§ Problem to work on
Search the entries below for "chart" and copy each matching line.

§ App and web page records
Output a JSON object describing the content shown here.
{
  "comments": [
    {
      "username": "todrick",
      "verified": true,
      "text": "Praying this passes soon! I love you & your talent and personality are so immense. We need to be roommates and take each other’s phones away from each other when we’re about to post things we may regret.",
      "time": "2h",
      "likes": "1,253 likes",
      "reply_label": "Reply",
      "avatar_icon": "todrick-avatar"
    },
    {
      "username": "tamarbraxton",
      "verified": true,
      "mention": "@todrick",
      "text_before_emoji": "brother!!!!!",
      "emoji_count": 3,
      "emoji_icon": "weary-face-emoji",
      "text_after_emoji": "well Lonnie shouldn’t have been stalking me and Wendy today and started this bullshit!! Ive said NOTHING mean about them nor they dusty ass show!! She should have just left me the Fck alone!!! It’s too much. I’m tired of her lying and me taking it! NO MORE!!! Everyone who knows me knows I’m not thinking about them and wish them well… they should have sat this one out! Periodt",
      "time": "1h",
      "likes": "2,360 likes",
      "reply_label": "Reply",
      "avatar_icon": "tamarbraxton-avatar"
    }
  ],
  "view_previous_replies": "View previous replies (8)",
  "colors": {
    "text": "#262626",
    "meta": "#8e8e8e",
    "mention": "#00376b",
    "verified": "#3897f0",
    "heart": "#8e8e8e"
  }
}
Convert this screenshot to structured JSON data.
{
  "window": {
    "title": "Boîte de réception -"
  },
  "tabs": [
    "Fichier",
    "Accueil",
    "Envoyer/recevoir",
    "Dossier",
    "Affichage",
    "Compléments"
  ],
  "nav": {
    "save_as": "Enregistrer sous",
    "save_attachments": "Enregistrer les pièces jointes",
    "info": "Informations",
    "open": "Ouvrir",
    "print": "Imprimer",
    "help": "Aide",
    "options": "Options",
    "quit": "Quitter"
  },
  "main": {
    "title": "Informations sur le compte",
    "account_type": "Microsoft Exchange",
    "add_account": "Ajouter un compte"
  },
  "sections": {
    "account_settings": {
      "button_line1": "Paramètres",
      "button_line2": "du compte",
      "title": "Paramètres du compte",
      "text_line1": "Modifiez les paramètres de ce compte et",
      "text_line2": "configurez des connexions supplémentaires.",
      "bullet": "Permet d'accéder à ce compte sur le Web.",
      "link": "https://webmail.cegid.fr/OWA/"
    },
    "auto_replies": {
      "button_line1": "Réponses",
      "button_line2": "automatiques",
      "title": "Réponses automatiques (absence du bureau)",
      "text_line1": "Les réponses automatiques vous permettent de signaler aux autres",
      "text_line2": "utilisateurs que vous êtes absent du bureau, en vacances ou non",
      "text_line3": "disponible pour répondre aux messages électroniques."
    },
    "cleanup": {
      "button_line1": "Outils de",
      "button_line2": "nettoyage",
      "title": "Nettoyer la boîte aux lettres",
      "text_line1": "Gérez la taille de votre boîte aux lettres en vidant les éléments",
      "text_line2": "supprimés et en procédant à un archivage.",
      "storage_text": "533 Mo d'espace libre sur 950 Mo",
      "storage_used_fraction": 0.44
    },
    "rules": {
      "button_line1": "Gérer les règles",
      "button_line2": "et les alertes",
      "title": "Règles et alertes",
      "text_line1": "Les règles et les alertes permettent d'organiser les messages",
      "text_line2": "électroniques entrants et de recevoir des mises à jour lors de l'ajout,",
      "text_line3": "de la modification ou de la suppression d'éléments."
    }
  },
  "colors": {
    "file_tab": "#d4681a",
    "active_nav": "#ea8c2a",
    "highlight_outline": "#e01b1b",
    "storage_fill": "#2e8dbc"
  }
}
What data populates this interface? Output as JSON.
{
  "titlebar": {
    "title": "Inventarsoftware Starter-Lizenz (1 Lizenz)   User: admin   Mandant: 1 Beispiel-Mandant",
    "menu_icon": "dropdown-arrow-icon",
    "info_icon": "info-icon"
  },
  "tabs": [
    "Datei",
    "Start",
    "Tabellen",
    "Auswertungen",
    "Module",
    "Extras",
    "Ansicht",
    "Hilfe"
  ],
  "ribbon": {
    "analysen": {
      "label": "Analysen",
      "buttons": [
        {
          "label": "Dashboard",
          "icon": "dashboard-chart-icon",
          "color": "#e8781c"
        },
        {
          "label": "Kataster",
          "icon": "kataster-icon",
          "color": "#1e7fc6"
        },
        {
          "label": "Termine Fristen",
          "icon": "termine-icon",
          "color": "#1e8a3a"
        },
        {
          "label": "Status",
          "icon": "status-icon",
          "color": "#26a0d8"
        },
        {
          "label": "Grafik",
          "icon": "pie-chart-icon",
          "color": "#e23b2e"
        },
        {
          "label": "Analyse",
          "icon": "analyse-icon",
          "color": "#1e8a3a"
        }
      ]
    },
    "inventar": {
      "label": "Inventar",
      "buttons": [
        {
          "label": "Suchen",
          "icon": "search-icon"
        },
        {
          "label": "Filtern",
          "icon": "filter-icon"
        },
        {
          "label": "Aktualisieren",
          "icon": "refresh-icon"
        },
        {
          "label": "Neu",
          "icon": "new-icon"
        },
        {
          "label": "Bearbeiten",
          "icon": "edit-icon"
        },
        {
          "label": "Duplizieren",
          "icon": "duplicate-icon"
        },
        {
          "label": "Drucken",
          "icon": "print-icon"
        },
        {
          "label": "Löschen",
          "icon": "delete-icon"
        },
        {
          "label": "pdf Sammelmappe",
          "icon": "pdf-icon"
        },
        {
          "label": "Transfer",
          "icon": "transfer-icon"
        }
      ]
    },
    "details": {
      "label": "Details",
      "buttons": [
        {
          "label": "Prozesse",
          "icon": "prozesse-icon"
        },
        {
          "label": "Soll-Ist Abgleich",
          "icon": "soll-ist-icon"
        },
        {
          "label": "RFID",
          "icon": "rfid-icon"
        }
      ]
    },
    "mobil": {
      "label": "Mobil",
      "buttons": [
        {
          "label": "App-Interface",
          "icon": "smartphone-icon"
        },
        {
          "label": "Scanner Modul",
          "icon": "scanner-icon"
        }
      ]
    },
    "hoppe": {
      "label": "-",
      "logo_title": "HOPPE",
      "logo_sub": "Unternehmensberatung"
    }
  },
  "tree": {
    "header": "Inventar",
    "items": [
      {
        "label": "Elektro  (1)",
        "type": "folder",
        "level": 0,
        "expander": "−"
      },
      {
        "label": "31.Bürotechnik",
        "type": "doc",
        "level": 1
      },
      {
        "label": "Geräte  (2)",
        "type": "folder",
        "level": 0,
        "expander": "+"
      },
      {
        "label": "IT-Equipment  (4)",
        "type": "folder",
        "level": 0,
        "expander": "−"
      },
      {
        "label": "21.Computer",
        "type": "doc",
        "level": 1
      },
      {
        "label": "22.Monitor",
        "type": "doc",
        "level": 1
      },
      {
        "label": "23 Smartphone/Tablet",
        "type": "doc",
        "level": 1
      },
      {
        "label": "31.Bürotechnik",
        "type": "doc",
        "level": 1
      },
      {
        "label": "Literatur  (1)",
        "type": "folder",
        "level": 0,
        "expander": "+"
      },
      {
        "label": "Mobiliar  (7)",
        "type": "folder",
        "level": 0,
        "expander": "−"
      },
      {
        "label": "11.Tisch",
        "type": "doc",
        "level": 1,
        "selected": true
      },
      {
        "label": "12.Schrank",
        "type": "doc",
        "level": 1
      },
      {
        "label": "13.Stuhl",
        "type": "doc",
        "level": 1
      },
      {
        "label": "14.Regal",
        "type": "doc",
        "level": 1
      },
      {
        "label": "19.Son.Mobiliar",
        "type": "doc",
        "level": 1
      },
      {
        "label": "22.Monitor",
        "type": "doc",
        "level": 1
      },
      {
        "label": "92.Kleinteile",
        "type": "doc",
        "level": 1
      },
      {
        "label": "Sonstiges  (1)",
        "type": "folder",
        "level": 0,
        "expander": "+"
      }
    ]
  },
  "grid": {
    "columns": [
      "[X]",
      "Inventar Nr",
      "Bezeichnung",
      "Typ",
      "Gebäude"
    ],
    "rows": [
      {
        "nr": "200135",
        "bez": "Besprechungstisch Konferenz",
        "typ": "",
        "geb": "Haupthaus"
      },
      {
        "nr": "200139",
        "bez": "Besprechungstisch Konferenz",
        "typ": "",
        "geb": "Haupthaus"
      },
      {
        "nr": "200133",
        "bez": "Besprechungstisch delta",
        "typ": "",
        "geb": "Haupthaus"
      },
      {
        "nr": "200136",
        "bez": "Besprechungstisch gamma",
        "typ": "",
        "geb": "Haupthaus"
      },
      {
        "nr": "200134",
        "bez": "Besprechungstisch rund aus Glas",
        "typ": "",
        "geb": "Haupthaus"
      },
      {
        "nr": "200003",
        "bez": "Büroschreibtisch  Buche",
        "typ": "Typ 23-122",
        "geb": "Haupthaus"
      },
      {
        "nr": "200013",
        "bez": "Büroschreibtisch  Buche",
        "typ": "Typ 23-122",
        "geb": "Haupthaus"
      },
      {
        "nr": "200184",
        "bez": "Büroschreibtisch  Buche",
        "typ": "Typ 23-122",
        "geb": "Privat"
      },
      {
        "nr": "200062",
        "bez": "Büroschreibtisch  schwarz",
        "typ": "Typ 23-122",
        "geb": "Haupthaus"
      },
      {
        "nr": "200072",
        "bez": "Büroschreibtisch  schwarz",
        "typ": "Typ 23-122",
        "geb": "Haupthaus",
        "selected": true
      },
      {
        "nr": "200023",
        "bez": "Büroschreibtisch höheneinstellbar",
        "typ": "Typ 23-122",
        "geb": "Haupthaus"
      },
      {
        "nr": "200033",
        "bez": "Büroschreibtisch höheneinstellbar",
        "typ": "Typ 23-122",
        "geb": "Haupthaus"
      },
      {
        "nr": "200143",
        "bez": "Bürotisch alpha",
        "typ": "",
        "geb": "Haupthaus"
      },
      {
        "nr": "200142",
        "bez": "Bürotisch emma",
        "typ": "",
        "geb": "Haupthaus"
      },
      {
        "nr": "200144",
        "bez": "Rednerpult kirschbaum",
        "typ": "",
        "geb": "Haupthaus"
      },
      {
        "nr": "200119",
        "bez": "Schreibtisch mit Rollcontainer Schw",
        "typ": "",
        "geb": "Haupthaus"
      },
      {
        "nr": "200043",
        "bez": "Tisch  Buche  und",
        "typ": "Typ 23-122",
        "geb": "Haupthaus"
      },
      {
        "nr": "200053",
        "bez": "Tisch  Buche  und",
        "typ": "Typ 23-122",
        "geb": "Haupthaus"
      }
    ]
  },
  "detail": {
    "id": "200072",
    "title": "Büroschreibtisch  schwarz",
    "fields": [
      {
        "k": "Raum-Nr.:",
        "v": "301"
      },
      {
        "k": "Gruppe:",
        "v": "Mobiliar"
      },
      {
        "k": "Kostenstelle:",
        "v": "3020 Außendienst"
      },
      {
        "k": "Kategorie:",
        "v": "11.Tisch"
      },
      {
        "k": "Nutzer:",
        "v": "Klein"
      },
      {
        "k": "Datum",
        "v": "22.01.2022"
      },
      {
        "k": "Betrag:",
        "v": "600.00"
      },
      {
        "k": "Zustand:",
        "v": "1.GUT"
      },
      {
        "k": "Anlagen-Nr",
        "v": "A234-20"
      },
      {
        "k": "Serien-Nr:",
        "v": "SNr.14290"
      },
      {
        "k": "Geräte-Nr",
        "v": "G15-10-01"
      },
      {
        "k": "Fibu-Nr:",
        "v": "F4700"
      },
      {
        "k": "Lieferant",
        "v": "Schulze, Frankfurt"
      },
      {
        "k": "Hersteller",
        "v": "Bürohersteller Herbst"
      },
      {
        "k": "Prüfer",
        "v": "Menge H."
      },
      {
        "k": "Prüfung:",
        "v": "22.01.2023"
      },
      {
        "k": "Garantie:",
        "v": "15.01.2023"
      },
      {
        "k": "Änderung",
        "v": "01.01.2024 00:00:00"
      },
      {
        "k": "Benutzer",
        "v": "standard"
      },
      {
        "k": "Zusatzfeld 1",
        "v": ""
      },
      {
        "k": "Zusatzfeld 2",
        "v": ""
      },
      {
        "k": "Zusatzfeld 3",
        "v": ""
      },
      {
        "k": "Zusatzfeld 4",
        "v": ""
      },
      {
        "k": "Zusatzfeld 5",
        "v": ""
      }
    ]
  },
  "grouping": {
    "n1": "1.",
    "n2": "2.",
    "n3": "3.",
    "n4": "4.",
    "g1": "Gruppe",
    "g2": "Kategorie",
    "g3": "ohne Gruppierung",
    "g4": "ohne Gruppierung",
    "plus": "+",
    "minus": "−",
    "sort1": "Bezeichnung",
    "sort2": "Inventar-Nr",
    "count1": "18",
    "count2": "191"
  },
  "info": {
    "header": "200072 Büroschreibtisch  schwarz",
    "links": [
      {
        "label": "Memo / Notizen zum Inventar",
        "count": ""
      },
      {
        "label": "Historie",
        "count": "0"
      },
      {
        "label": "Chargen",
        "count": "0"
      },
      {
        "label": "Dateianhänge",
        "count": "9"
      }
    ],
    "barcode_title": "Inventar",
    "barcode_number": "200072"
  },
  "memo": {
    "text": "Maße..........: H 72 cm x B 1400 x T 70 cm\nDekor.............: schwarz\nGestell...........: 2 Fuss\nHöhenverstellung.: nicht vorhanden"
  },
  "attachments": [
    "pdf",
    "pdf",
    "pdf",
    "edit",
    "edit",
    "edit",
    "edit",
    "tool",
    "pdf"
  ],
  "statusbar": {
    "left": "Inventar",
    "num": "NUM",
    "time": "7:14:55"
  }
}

§ Result of the exercise
          "icon": "dashboard-chart-icon",
          "icon": "pie-chart-icon",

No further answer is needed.